ECONOMIC TRANSITION IN POLAND & RUSSIA



Since approximately 1988, Poland and the republic of Russia (formerly Soviet Union) have gone through major economic reform. The main emphasis of this paper is to identify the different approaches that the governments in these two countries have taken and to look at the positive and negative effects that these drastic changes have had on their economies. Specifically, the question asked in this paper is, "Why has the economic transition in Poland been more successful than in Russia? We will be looking at what factors are being used to measure this success and what their prospects are for the future.

With almost half of the world stayed under the communist ties, Poland took risk and applied revolutionary economic reforms under which it started closing inefficient plants, ended subsidies for plants working at a loss, introduces mass privatization and lifted price controls. The shocking therapy successfully introduced Poland to the path of rapid economic growth and made it the reform model for other post-communist countries. Also, to increase the educational quality and adjust its profiles to the present labor market needs, in 1998 Polish government implemented the education system reform. The modifications, including every field of schoolwork, brought the system closer to the western education standards and gave Polish students, and well as their teachers greater flexibility in shaping their career.

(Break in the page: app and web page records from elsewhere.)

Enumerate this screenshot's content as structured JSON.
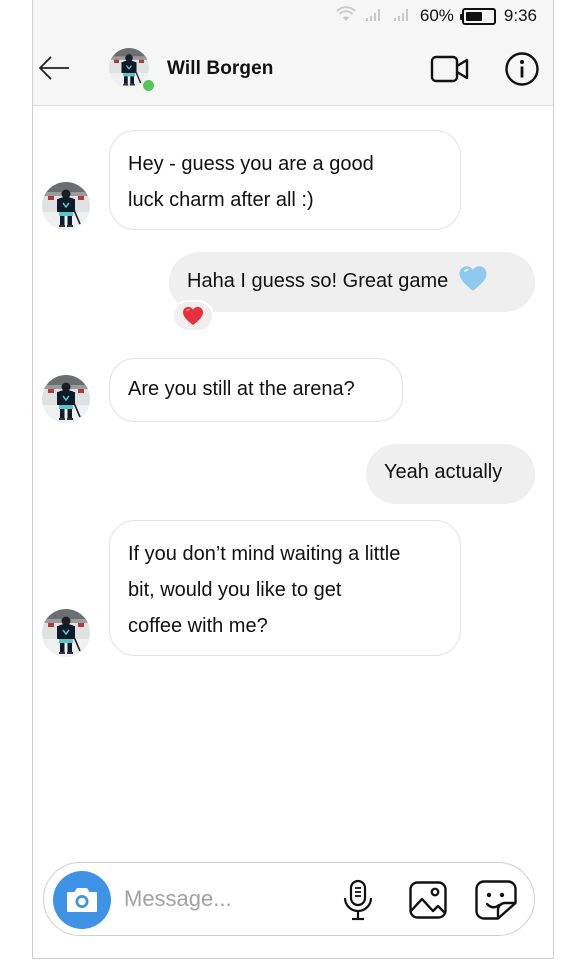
{
  "status_bar": {
    "battery": "60%",
    "battery_level": 0.6,
    "time": "9:36",
    "icons": [
      "wifi-icon",
      "signal-icon",
      "signal-icon",
      "battery-icon"
    ]
  },
  "header": {
    "contact_name": "Will Borgen",
    "online": true,
    "icons": [
      "back-arrow-icon",
      "avatar",
      "video-call-icon",
      "info-icon"
    ]
  },
  "messages": [
    {
      "from": "contact",
      "lines": [
        "Hey - guess you are a good",
        "luck charm after all :)"
      ]
    },
    {
      "from": "me",
      "text": "Haha I guess so! Great game",
      "emoji": "light-blue-heart",
      "reaction": "red-heart"
    },
    {
      "from": "contact",
      "lines": [
        "Are you still at the arena?"
      ]
    },
    {
      "from": "me",
      "text": "Yeah actually"
    },
    {
      "from": "contact",
      "lines": [
        "If you don’t mind waiting a little",
        "bit, would you like to get",
        "coffee with me?"
      ]
    }
  ],
  "composer": {
    "placeholder": "Message...",
    "value": "",
    "icons": [
      "camera-icon",
      "microphone-icon",
      "gallery-icon",
      "sticker-icon"
    ]
  },
  "colors": {
    "camera_button": "#3f93e6",
    "online_dot": "#52c65a",
    "outgoing_bubble": "#efefef",
    "heart_red": "#e8303c",
    "heart_blue": "#8ec9ee"
  }
}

For Decades, the Communist Party of the Soviet Union swore that the red tide initiated within its borders would sweep the world covering every nation with the ideals of Marxism. Karl Marx’s promise of a communist utopia was embraced by the governments of many nations and his philosophy became one of the prevalent worldviews of the 20th century. However, in the late 1980’s, the leaders of the Communist Party bowed to a revolution of different type. This concession was the result of the reform efforts of Mikhail Gorbachev as the party agreed to end its monopoly on power in the Soviet Union. As the world enters a new decade, Karl Marx’s bold statement appears destined to be proven wrong. After a decade of massive social upheaval in countries behind the Iron Curtain, the communist philosophy became a system of a bygone era. The Soviet Union, the nation with the world’s largest land mass and the leader of the communist world, has suddenly had its political power base challenged and its economy shaken to the core.

As the reality of Gorbachev's message dawned, Poland took the lead. Solidarity became a political party, then won a parliamentary election, then-at Jaruzelski's request-put one of its strategists, Tadeusz Mazowiecki, into the premiership. Soon Solidarity leader Lech Walesa was President of Poland. Meanwhile, Hungary took down its barbed-wire barriers to the West, literally dismantling a sector of the Iron Curtain, and thousands of East German vacationers came through. Demonstrators in East German cities discontinued Erich Honecker and his command, and on Nov. 9, 1989, they dismantled, almost stone by stone, the symbol of communism's inadequacy: the Berlin Wall.

A similar bloodless onslaught, which Czech leader Vaclav Havel called the "velvet revolution," snuffed out the communists in Prague and then in Sofia. In all the East bloc, only the December 1989 uprising that ended Nicolae Ceausescu's reign in Romania touched off bloodshed, when both the Ceausescu and his wife were executed. Still, the contemporary joke had it about right: in the surge toward freedom, Poland took 10 years, Hungary 10 months, East Germany 10 weeks, Czechoslovakia 10 days and Romania 10 hours. Gorbachev the liberator was not a success at home. The Soviet economy drifted further into decline, strikes erupted, and most threatening of all--the forming republics of the union began declaring their "sovereignty." Even so, Gorbachev plunged ahead with his version of reform and in February 1990 directed an overhaul of the Soviet constitution that eliminated Article 6, the provision that gave the Communist Party a monopoly on political power.

According to Gorbachev, communism has not been successful in the Soviet Union because there is a need for further reform. Gorbachev’s goal is to implement democratic ideals and freedoms in a socialistic structure. In the meantime, Soviet society is in the process of recomvery and renewal. Gorbachev firmly believes that an ideal communist society is in the process of recovery and renewal. Gorbachev firmly believes